[Page and application data records]
____________________

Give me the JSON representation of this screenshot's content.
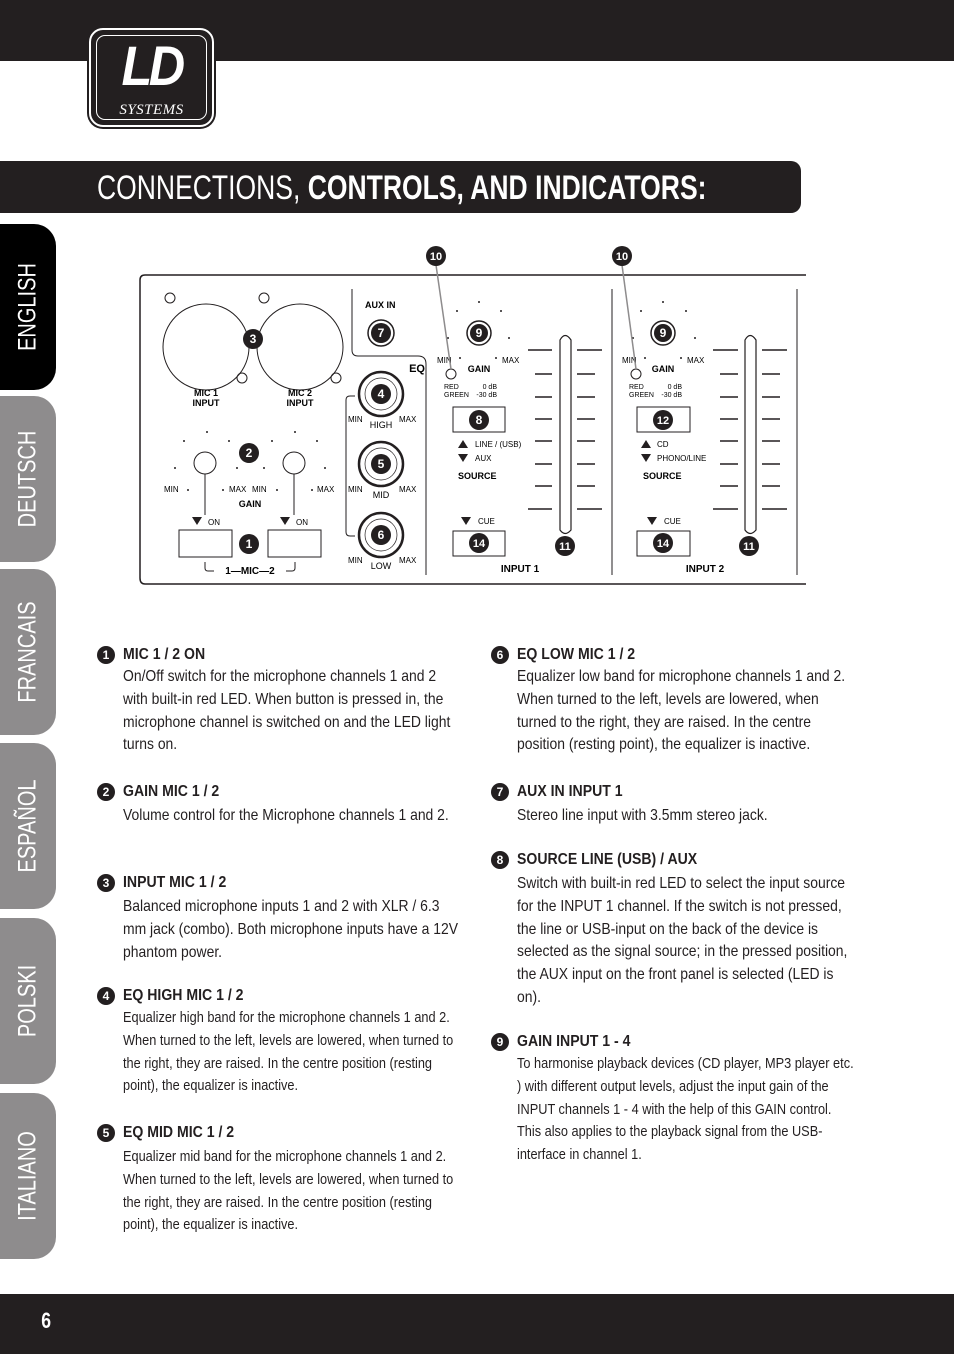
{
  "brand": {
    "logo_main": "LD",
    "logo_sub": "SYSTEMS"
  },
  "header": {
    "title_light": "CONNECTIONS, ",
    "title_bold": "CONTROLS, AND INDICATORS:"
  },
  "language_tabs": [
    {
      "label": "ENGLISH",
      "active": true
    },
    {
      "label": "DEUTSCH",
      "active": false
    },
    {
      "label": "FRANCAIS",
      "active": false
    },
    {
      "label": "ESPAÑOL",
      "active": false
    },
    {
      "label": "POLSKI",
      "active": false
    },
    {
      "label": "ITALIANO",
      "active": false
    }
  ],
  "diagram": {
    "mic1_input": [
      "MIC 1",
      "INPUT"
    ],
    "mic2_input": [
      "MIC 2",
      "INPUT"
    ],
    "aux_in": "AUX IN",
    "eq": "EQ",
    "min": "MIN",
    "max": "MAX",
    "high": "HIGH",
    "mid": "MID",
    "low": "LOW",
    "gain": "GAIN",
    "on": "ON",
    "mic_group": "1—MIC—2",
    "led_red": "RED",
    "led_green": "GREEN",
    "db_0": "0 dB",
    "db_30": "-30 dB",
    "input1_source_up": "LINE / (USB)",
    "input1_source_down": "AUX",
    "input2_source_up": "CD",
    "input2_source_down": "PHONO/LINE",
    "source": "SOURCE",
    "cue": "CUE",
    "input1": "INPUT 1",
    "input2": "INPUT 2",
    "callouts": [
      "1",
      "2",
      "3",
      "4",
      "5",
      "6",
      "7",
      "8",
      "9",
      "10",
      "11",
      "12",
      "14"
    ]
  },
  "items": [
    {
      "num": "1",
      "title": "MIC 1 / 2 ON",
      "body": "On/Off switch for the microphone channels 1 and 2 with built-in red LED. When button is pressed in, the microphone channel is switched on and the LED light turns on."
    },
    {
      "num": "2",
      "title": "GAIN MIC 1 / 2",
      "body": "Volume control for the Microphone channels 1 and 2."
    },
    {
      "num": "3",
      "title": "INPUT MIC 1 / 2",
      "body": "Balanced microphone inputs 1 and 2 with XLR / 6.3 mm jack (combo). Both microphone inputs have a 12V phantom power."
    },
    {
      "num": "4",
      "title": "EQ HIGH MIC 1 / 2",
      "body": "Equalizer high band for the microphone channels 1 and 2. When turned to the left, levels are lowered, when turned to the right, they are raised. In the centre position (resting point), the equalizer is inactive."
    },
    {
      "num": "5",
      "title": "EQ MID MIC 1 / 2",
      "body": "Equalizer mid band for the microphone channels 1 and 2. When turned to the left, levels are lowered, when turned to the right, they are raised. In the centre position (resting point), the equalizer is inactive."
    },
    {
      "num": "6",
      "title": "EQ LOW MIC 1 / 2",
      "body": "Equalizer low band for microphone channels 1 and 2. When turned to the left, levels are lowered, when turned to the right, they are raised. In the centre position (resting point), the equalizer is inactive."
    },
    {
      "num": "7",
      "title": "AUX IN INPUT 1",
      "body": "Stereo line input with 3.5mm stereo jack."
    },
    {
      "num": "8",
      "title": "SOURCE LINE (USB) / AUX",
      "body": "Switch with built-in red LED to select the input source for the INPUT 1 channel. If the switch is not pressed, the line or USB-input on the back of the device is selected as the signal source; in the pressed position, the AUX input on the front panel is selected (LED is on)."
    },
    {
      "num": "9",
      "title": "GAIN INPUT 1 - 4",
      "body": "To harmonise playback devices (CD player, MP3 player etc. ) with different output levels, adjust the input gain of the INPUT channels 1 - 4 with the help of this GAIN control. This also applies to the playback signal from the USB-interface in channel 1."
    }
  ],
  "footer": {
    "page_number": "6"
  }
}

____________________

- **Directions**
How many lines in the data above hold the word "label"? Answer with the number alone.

- **Reply to the exercise**
6